A teacher’s edition or resource is necessary. This resource should have curriculum guides, timelines for teaching the course, systems of classroom management and grading methods for teachers to use. Sections including forms and handouts to be duplicated and used in teaching the course would be very helpful. Lesson plans for each chapter will help teachers to organize how they will teach the course. There should be a section for each chapter of the book which would include discussion questions, engaging activities for students to do, answers keys to homework questions and student workbook items. Chapter tests and answer keys will help teachers to be more efficient.
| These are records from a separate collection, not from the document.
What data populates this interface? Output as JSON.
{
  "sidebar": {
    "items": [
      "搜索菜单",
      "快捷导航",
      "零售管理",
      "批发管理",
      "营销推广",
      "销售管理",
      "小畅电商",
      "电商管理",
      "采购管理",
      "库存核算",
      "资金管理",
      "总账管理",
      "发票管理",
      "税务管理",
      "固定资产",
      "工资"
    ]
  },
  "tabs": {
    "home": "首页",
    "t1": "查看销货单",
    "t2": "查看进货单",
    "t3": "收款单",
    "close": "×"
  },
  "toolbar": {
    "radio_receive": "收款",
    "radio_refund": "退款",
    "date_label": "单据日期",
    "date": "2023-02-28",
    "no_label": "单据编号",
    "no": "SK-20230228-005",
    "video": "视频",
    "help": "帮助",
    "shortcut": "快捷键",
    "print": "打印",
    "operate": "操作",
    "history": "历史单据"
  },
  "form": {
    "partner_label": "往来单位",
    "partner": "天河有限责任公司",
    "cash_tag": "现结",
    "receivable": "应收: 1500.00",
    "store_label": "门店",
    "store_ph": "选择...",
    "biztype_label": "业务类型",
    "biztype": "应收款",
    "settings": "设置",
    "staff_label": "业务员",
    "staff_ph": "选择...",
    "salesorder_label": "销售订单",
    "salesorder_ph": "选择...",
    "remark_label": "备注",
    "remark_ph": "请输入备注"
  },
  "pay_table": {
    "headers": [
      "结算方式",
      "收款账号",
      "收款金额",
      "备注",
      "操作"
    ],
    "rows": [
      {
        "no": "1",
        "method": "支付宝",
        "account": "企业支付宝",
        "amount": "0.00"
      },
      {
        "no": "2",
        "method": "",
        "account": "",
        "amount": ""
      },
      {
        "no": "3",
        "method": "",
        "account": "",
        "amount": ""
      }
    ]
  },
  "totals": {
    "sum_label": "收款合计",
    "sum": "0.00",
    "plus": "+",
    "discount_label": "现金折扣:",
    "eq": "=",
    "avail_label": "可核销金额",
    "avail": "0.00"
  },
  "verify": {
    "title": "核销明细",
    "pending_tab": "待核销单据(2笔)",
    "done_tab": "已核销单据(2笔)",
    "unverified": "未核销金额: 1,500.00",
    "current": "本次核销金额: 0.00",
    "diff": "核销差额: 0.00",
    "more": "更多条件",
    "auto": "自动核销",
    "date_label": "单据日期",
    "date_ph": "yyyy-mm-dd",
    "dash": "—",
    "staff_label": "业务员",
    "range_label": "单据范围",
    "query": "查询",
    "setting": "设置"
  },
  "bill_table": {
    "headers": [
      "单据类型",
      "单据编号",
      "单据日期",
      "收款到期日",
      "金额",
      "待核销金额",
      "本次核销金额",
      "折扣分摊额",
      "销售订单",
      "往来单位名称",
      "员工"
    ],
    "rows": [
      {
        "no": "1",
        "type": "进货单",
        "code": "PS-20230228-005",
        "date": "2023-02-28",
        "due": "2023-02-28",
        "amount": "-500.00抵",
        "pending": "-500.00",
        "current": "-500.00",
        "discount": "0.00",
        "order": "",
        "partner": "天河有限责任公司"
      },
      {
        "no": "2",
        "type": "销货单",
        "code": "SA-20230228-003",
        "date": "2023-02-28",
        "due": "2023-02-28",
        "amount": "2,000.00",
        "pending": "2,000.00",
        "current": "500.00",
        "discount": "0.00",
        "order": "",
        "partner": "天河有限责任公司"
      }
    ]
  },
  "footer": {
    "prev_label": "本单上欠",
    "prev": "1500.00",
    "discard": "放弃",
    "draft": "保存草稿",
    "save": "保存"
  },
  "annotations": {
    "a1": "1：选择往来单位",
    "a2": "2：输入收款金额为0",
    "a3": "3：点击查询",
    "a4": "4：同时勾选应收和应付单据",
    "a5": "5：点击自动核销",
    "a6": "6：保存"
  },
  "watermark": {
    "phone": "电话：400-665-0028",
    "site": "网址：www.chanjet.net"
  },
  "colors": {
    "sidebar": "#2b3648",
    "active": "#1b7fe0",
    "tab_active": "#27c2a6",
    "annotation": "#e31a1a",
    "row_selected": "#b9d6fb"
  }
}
Additional resources and web pages to pass on to students and teachers would be invaluable.
A bank of 1000+ test questions in a variety of styles (True/False, Multiple Choice, Matching, etc.) which will allow a teacher to mix and match questions to create unique tests for each class – or even a unique test for each student.
A pre-made full PowerPoint presentation for each chapter of the textbook.
In addition to regular textual information in each chapter of the text, chapters should contain:
Since technology changes so quickly special effort should be made not to concentrate on specific pieces of equipment but rather on the principles of operation of all kinds of similar equipment. In other words instead of explaining how to operate a particular Sony camera model, the text should explain common features found on all types of cameras and how to use them in a generic way.
Individual chapters should cover most of the following concepts:
• Brief relevant history of Television Production
• Overview of major job titles and their duties and relationships in a TVP environment
• Video Cameras and Lenses
• The variety of equipment that supports cameras (tripods, jibs, etc.)
• Camera operation, movement and composition
• Video recording devices operation and use
• Basic audio for television
• Connectors on equipment and on cables
• Television newsroom production and operations
• Broadcast journalism and ethics of journalism
• Conducting interviews
• Legal releases and copyright issues
• Music use in television
• Graphics and image display
• Lighting techniques
• Shooting techniques in the studio
• Shooting techniques on location in the field
• Props, set dressing, scenery and design
• Production staging and interaction with talent
• Directing basics
• Video switchers and special effects generators
• Video editing
• Job search, resumes, demo reels, and employment interviews
Next month in SVN, we'll present a Wishlist of beginning equipment.